As Azerbaijan began to consolidate as one of the most important producing countries in the world, local varieties began to lose commercial importance, except for a very local basis, often not adequately remunerated. Small-scale producers have thus lost part of their sovereignty on the autochthonous production and end up delivering the product to local traders who create mass production for the processing industry and export. The Presidium aims at supporting small-scales producers who are still cultivated the ancient variety, helping their product to get the remuneration they deserve.
“We believe in the potential of our hazelnut but big industries have swept away small hazelnut businesses. If we can gather and form a cooperative we can restore hazelnut farmers business” argues Sebuhi Nebiyev, producers of Ata-Baba hazelnut.

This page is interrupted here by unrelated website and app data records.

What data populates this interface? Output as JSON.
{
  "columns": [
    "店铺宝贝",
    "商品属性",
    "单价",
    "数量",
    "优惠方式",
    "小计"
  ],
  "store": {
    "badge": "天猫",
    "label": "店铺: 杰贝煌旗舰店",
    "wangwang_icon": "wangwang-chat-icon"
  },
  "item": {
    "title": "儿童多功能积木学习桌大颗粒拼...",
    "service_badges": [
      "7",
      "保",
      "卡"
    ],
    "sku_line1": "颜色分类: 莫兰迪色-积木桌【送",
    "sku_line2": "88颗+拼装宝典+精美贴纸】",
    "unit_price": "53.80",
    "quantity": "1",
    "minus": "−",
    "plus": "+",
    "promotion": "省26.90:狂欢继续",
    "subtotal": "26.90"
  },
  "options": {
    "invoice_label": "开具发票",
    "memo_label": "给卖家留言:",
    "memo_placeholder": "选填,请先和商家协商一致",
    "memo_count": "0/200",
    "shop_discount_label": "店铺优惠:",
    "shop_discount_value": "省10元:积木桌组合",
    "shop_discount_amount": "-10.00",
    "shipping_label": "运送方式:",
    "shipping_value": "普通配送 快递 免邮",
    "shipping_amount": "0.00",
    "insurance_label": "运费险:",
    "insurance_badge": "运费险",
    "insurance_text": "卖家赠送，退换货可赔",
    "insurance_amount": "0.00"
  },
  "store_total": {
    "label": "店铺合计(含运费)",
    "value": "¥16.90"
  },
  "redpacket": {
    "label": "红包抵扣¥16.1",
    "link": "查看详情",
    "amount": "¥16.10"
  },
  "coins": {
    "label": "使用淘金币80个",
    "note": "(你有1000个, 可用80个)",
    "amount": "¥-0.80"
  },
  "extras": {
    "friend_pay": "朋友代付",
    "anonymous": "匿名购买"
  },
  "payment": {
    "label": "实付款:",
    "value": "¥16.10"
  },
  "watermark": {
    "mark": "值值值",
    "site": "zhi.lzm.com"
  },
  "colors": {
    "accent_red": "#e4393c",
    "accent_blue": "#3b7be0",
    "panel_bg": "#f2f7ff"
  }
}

It is a local red grape variety named after the village of Mədrəsə in the Shamakhi region of Azerbaijan, historically known as Shirvan region, a mountainous area, with the highest peak, Babadag, that rises to 3,629 meters. The landscape varies deeply, from steppe to foothill meadows and forests, such as the climate, highly influenced by the territory mountainous geography and close location to the Caspian Sea. Consequently, these Azerbaijani wine regions can face different type of weather, from dry, to very cool to wet and therefore, the varieties that grow here must be very rustic and robust. From Madrasa are produced richly coloured red wines, but also citrusy rosés, with a good level of tannins. The aroma is rich in fruits flavors, such as raspberry and wild berries, with a long finish.
In the 1870s-80s, there were 50 thousand hectares planted with Madrasa vines, but the total cultivated area has decreased significantly over the past century. Slow Food wants to support who have returned to this cultivation, or never left, working alongside the wine-makers to operate a reposition of the Madrasa wine in the market. Indeed, currently, small-scale producers are forced to sell the grapes to big industrial companies, which poorly pay the raw material. To achieve the objective, producers have decided to promote sustainable techniques both in cultivation and winemaking, in order to meet the needs of a modern consumer, while protecting the environment. Therefore, the use of synthetic chemicals in the field is not allowed, and no industrial yeasts are used in the fermentation. “Viticulture in Shamakhi is a centuries-old tradition and by forming a Presidia group we are aiming to take this tradition into international horizons” states Etibar Muradli, Madrasa producer.
More about COVCHEG
In Azerbaijan, through the COVCHEG project, Slow Food is working to safeguard what is left of local biodiversity, and develop sustainable local value chains as viable alternatives to the established and powerful ones that are wiping out local production. With the financial support of the European Union, Slow Food, in partnership withthe Azerbaijan Tourism Board is developing a project to support smallholder famers in the Greater Caucasus Mountains region. Working closely with local authorities, civil society groups, and other stakeholders, the EU-Azerbaijan partnership will share EU best practices and experience on local identities and gastronomy as well as the conservation of biodiversity and cultural heritage in the area.